Break-up of the century: U.S. emissions and economic growth are really, finally separating
Call them a couple: The U.S. economy and energy consumption, along with the greenhouse gas emissions they create, have always grown and plunged together. But as the U.S. embraces energy efficiency and renewables, those things aren’t dancing to quite the same beat anymore. In fact, they’re “decoupling,” and could be heading toward a permanent divorce.
New data from the U.S. Department of Energy shows that overall U.S. energy consumption is slowing and is not expected to grow much at all over the next 25 years despite both a growing economy and population. Overall, U.S. energy consumption is expected to grow 0.3 percent annually between now and 2040. That’s half the expected U.S. population growth rate and dramatically less than the projections for U.S. economic growth through 2040 — 2.4 percent. Greenhouse gas emissions from burning energy are expected to grow 0.1 percent in that time.
U.S. energy consumption declined when the recession hit, but with big advancements in energy efficiency and growth in renewables, Americans just aren’t burning quite as much energy as they used to even in a growing economy.
“Within a recession, people ask, won’t we resume a growth path? We’re saying we don’t think so — not a decline path, but basically a plateau,” U.S. Energy Information Administration analyst Jim Turnure said.

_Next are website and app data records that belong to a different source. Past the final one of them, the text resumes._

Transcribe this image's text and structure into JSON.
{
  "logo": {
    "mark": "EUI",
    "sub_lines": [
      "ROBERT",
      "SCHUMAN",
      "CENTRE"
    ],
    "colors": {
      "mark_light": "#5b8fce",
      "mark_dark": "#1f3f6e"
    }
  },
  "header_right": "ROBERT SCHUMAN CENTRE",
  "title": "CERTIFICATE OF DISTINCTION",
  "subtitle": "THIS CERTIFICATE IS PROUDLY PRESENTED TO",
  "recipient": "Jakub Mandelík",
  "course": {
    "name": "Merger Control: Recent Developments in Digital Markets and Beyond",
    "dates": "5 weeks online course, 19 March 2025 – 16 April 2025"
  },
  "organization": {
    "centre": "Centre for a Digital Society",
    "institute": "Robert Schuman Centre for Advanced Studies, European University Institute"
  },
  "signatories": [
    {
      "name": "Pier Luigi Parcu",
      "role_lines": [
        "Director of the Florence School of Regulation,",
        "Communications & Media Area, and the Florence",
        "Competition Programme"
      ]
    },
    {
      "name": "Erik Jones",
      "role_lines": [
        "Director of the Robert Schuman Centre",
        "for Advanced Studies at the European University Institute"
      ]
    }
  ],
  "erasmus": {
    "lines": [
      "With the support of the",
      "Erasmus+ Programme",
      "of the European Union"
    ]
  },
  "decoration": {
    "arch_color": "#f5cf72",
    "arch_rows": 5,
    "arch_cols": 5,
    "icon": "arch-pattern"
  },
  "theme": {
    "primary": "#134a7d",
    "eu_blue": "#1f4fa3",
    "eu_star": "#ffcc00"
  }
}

The details look like this: Thanks to an embrace of energy efficiency, residential energy consumption won’t likely grow at all over the next 25 years. With more Americans driving electric cars and more energy-efficient vehicles, energy use in the transportation sector will decline just slightly as gasoline consumption dives more than 20 percent by 2040. Industrial energy use will grow about 0.7 percent.

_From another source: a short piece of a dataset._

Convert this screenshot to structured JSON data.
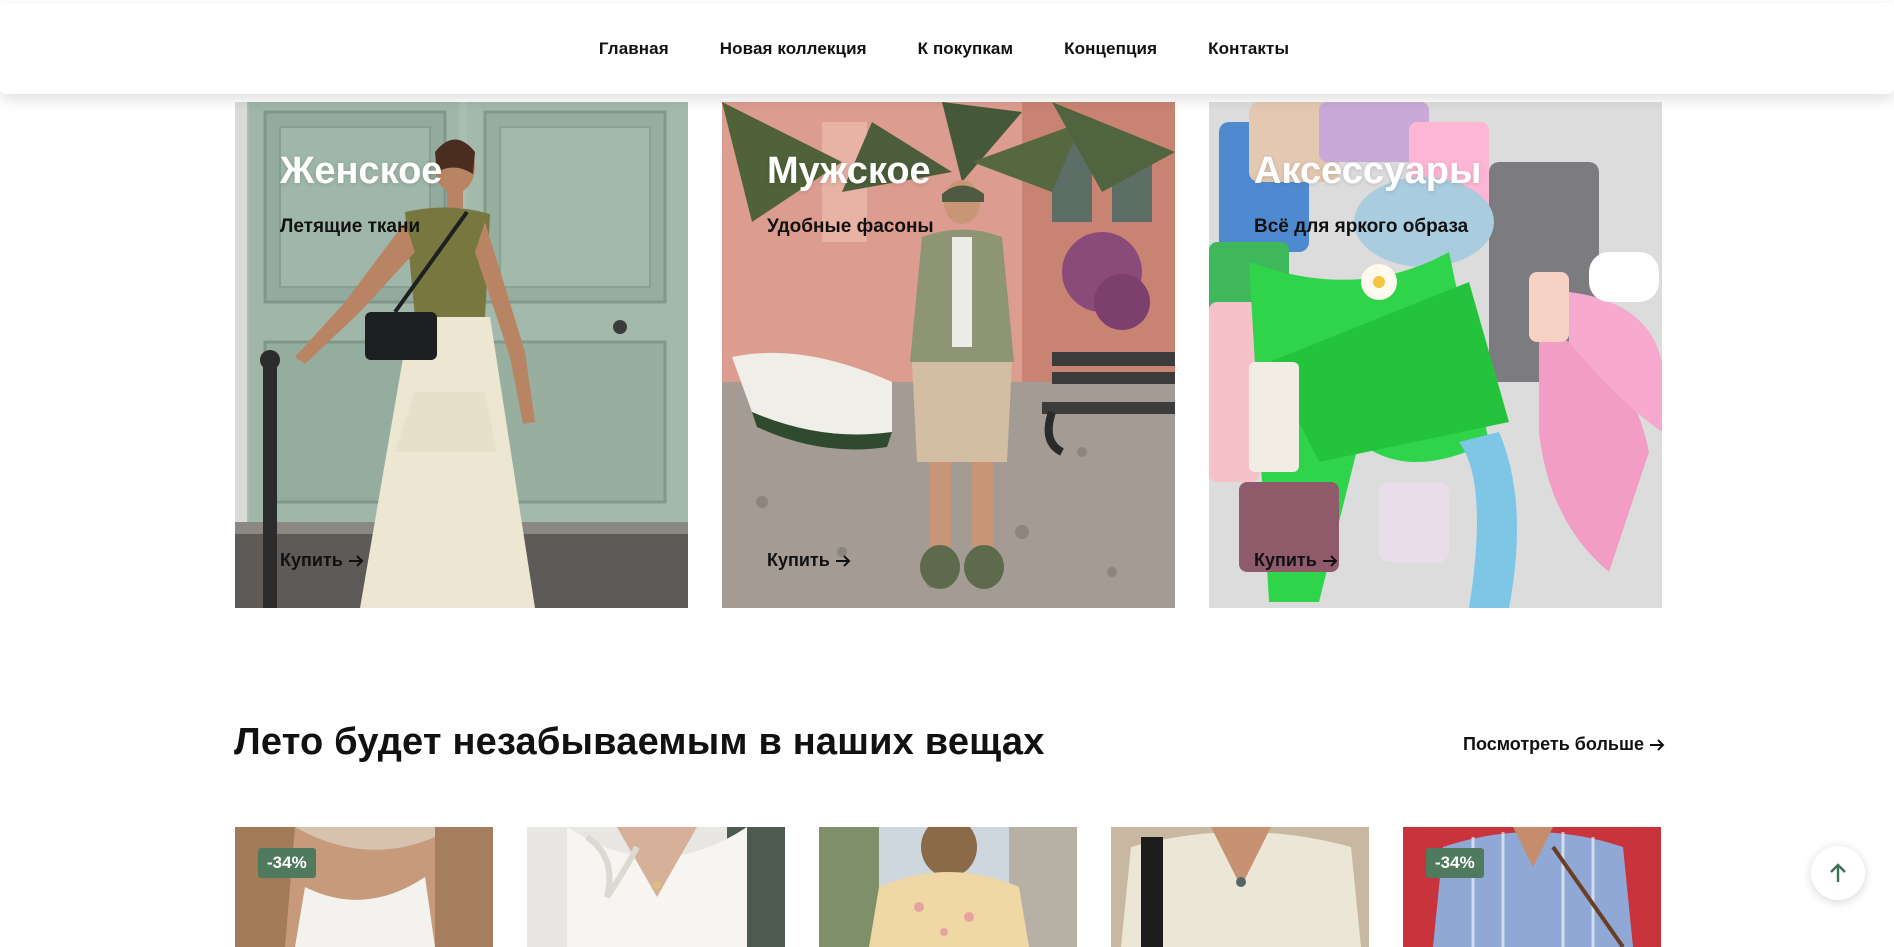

That’s good news for the climate because the energy intensity of the economy is declining, which means greenhouse gas emissions are likely to grow at only a fraction of the rate that the economy is expected to grow in the coming years.
Michael Mann, climate researcher and director of the Earth System Science Center at Penn State University, said in March that the U.S. still needs to create a larger gap between greenhouse gas emissions and economic growth.

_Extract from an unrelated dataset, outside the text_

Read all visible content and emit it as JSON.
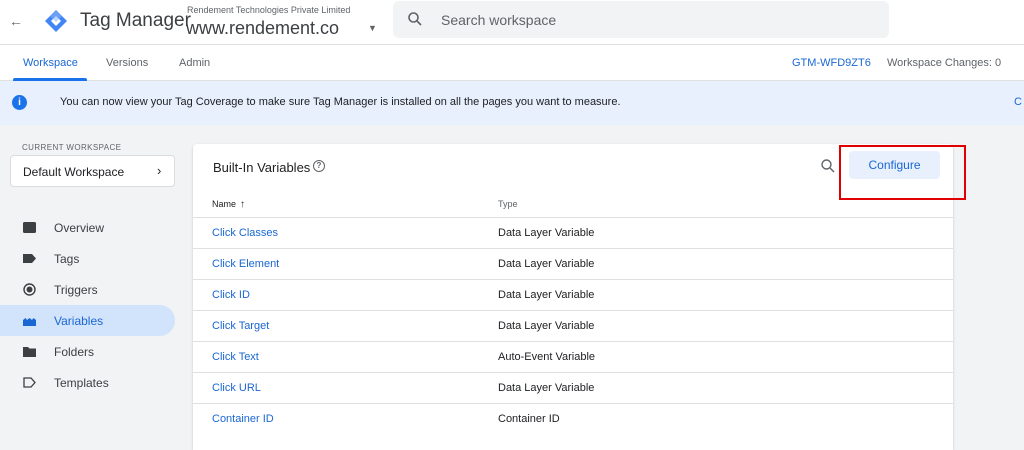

“I’m hopeful this is the beginning of a trend,” he said, referring to emissions in the U.S. “The fact that countries like Germany have so dramatically lowered their carbon emissions with mechanisms like feed-in tariffs that incentivize non-fossil-fuel energy, and the fact that the West Coast and Northeast states here in the U.S. are investing more in renewable energy, means that we ought to be seeing a decrease in emissions. Now it appears that we are seeing this in the numbers.”
Turnure said this lack of growth in energy use in the U.S. leads to a big question about the future of energy and innovation, to which there is no clear answer.
“We wonder if the slowdown in consumption can affect the pace of investment (in new energy technology markets),” he said. “If nobody needs to get any new energy production, might that slow down the market for new technology and technological improvement?”